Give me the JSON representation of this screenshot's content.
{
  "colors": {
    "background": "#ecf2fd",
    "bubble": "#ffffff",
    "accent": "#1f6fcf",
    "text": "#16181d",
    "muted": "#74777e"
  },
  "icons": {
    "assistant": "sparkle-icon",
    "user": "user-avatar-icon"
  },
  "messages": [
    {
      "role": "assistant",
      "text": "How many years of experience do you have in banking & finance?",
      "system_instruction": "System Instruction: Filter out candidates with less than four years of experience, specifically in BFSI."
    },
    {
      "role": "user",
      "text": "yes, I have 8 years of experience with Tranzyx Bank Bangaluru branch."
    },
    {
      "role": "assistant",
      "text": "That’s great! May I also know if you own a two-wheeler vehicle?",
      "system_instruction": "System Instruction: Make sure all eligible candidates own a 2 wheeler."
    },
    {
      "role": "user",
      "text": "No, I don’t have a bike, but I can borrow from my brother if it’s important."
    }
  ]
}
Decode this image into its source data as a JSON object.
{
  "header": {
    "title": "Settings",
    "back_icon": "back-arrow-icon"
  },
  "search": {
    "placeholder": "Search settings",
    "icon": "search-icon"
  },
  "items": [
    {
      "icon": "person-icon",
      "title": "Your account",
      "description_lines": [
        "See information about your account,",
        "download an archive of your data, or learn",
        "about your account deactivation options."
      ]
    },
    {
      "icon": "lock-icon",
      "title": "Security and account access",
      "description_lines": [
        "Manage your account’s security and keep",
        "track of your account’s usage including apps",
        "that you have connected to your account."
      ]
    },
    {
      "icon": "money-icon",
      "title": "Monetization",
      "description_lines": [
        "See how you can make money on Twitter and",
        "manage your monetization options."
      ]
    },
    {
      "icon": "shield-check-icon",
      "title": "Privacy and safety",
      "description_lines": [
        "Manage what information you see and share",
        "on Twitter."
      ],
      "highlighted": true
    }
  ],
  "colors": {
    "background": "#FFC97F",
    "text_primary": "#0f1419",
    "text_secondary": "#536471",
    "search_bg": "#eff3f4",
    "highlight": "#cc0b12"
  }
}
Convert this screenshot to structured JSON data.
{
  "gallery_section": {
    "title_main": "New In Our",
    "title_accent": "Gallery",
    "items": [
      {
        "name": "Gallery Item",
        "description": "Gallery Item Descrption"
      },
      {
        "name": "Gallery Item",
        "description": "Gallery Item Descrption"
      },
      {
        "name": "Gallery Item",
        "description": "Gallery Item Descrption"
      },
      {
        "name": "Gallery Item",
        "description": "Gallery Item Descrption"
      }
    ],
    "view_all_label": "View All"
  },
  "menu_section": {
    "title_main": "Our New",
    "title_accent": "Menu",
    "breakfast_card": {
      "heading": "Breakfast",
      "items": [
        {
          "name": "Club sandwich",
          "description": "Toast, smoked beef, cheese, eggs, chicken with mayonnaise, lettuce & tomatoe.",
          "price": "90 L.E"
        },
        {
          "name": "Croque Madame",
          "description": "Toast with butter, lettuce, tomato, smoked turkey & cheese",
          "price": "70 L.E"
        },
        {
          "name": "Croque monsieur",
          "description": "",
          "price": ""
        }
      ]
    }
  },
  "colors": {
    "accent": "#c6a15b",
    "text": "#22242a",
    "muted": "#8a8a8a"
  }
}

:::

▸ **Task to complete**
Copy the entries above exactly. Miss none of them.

▸ **Response**
Give me the JSON representation of this screenshot's content.
{
  "colors": {
    "background": "#ecf2fd",
    "bubble": "#ffffff",
    "accent": "#1f6fcf",
    "text": "#16181d",
    "muted": "#74777e"
  },
  "icons": {
    "assistant": "sparkle-icon",
    "user": "user-avatar-icon"
  },
  "messages": [
    {
      "role": "assistant",
      "text": "How many years of experience do you have in banking & finance?",
      "system_instruction": "System Instruction: Filter out candidates with less than four years of experience, specifically in BFSI."
    },
    {
      "role": "user",
      "text": "yes, I have 8 years of experience with Tranzyx Bank Bangaluru branch."
    },
    {
      "role": "assistant",
      "text": "That’s great! May I also know if you own a two-wheeler vehicle?",
      "system_instruction": "System Instruction: Make sure all eligible candidates own a 2 wheeler."
    },
    {
      "role": "user",
      "text": "No, I don’t have a bike, but I can borrow from my brother if it’s important."
    }
  ]
}
Decode this image into its source data as a JSON object.
{
  "header": {
    "title": "Settings",
    "back_icon": "back-arrow-icon"
  },
  "search": {
    "placeholder": "Search settings",
    "icon": "search-icon"
  },
  "items": [
    {
      "icon": "person-icon",
      "title": "Your account",
      "description_lines": [
        "See information about your account,",
        "download an archive of your data, or learn",
        "about your account deactivation options."
      ]
    },
    {
      "icon": "lock-icon",
      "title": "Security and account access",
      "description_lines": [
        "Manage your account’s security and keep",
        "track of your account’s usage including apps",
        "that you have connected to your account."
      ]
    },
    {
      "icon": "money-icon",
      "title": "Monetization",
      "description_lines": [
        "See how you can make money on Twitter and",
        "manage your monetization options."
      ]
    },
    {
      "icon": "shield-check-icon",
      "title": "Privacy and safety",
      "description_lines": [
        "Manage what information you see and share",
        "on Twitter."
      ],
      "highlighted": true
    }
  ],
  "colors": {
    "background": "#FFC97F",
    "text_primary": "#0f1419",
    "text_secondary": "#536471",
    "search_bg": "#eff3f4",
    "highlight": "#cc0b12"
  }
}
Convert this screenshot to structured JSON data.
{
  "gallery_section": {
    "title_main": "New In Our",
    "title_accent": "Gallery",
    "items": [
      {
        "name": "Gallery Item",
        "description": "Gallery Item Descrption"
      },
      {
        "name": "Gallery Item",
        "description": "Gallery Item Descrption"
      },
      {
        "name": "Gallery Item",
        "description": "Gallery Item Descrption"
      },
      {
        "name": "Gallery Item",
        "description": "Gallery Item Descrption"
      }
    ],
    "view_all_label": "View All"
  },
  "menu_section": {
    "title_main": "Our New",
    "title_accent": "Menu",
    "breakfast_card": {
      "heading": "Breakfast",
      "items": [
        {
          "name": "Club sandwich",
          "description": "Toast, smoked beef, cheese, eggs, chicken with mayonnaise, lettuce & tomatoe.",
          "price": "90 L.E"
        },
        {
          "name": "Croque Madame",
          "description": "Toast with butter, lettuce, tomato, smoked turkey & cheese",
          "price": "70 L.E"
        },
        {
          "name": "Croque monsieur",
          "description": "",
          "price": ""
        }
      ]
    }
  },
  "colors": {
    "accent": "#c6a15b",
    "text": "#22242a",
    "muted": "#8a8a8a"
  }
}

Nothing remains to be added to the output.